AT&T execs say FirstNet buildout will be at least 40% done within a year, note importance to 5G strategy
AT&T plans to complete at least 40% of its committed deployment of the FirstNet nationwide public-safety broadband network (NPSBN) within a year as part an overall buildout strategy that is designed to let the carrier giant ultimately make the leap to 5G via software upgrades, according to AT&T executives.
As FirstNet’s nationwide contractor, AT&T is obligated complete initial construction of the NPSBN—including deployment of 700 MHz Band 14 spectrum licensed to FirstNet that covers 95% of the U.S. population—by March 2022. FirstNet will pay AT&T as it meets NPSBN deployment milestones, with overall payments totaling $6.5 billion when scheduled buildout is completed.
Although deployment did not begin in earnest until states finalized opt-in decisions in December, officials for both FirstNet and AT&T repeatedly have indicated that NPSBN construction is proceeding ahead of pace.
AT&T CEO Randall Stephenson and AT&T CFO John Stephens reiterated the accelerated pace of the FirstNet buildout last week during the Wells Fargo Securities 2018 Telecom 5G Forum.
“We’ve got FirstNet. We’ve got spectrum that we’re putting to use. We’ve got the FirstNet Authority helping us build those networks,” Stephens said during the forum, which was webcast. “Through this year and into next year, we’ll have made significant progress—probably over 50% of that buildout complete in that area.”
A subsequent AT&T press release about the Wells Fargo event stated that “within the next year, [AT&T] expects to be in the 40% to 50% range of its FirstNet buildout commitment.”

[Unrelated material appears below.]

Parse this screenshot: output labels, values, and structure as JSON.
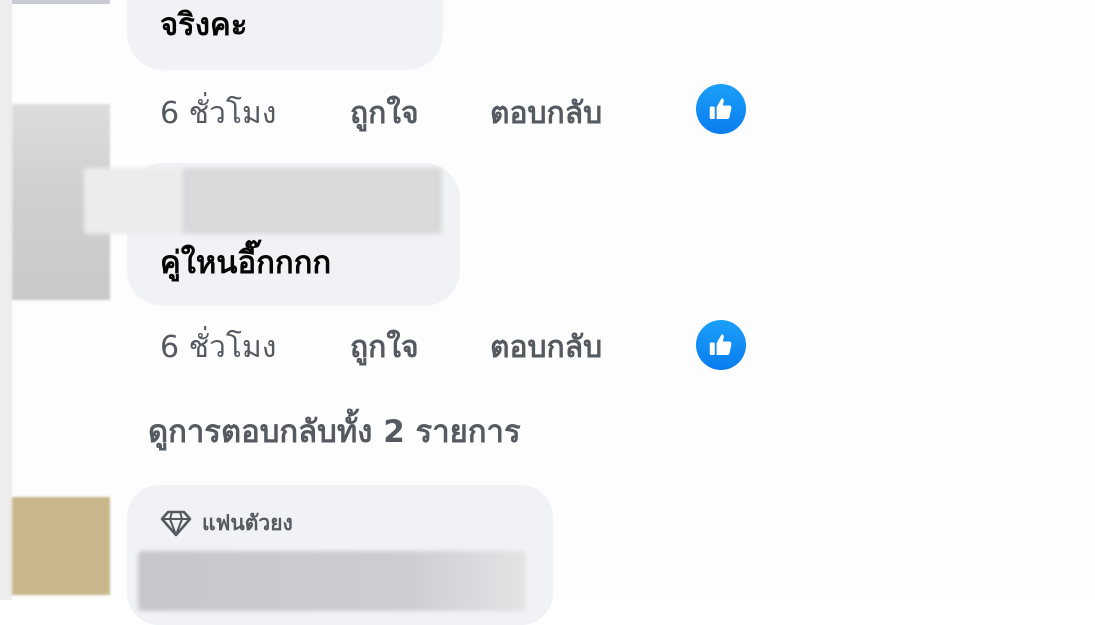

As AT&T builds the FirstNet system, the carrier will deploy equipment to support Band 14 operations at the same time that it also deploys gear to enable operations on 20 MHz swaths of spectrum in the WCS and AWS-3 bands licensed to AT&T.
In addition, all AT&T cell sites will be upgraded during the FirstNet buildout to software-defined equipment that will position the carrier for a smooth migration from 4G to 5G, Stephens said.
“When we come back with 5G, it will be a software upgrade,” Stephens said. “It won’t be the extensive capital spend that we’ve seen when we went from 2G to 3G or from 3G to 4G. Because of these investments that we’ve made over the years, this capital efficiency will be seen into the future.”
Stephenson said that this aggressive buildout plan—accelerated by a more favorable corporate tax rate that was approved last year—incorporating FirstNet has been part of the company long-term capital strategy.
“We went after the FirstNet aggressively,” Stephenson said during the forum. “We said, back in 2016, that [FirstNet] was a must-win for AT&T. Because, to build out this FirstNet capability, this first-responder network, we have to climb every cell tower. Literally, we have to touch every cell tower over the next couple of years.
“As we’re touching those cell towers—every single one of them—we have a lot of spectrum in inventory. We’ll be lighting that spectrum up as we touch each cell tower. But the other thing … is that we’ll be equipping every single cell site for 5G. When 5G is ready to go—when it’s ready for primetime—our turn up for 5G is a software load. It’s a software upgrade.”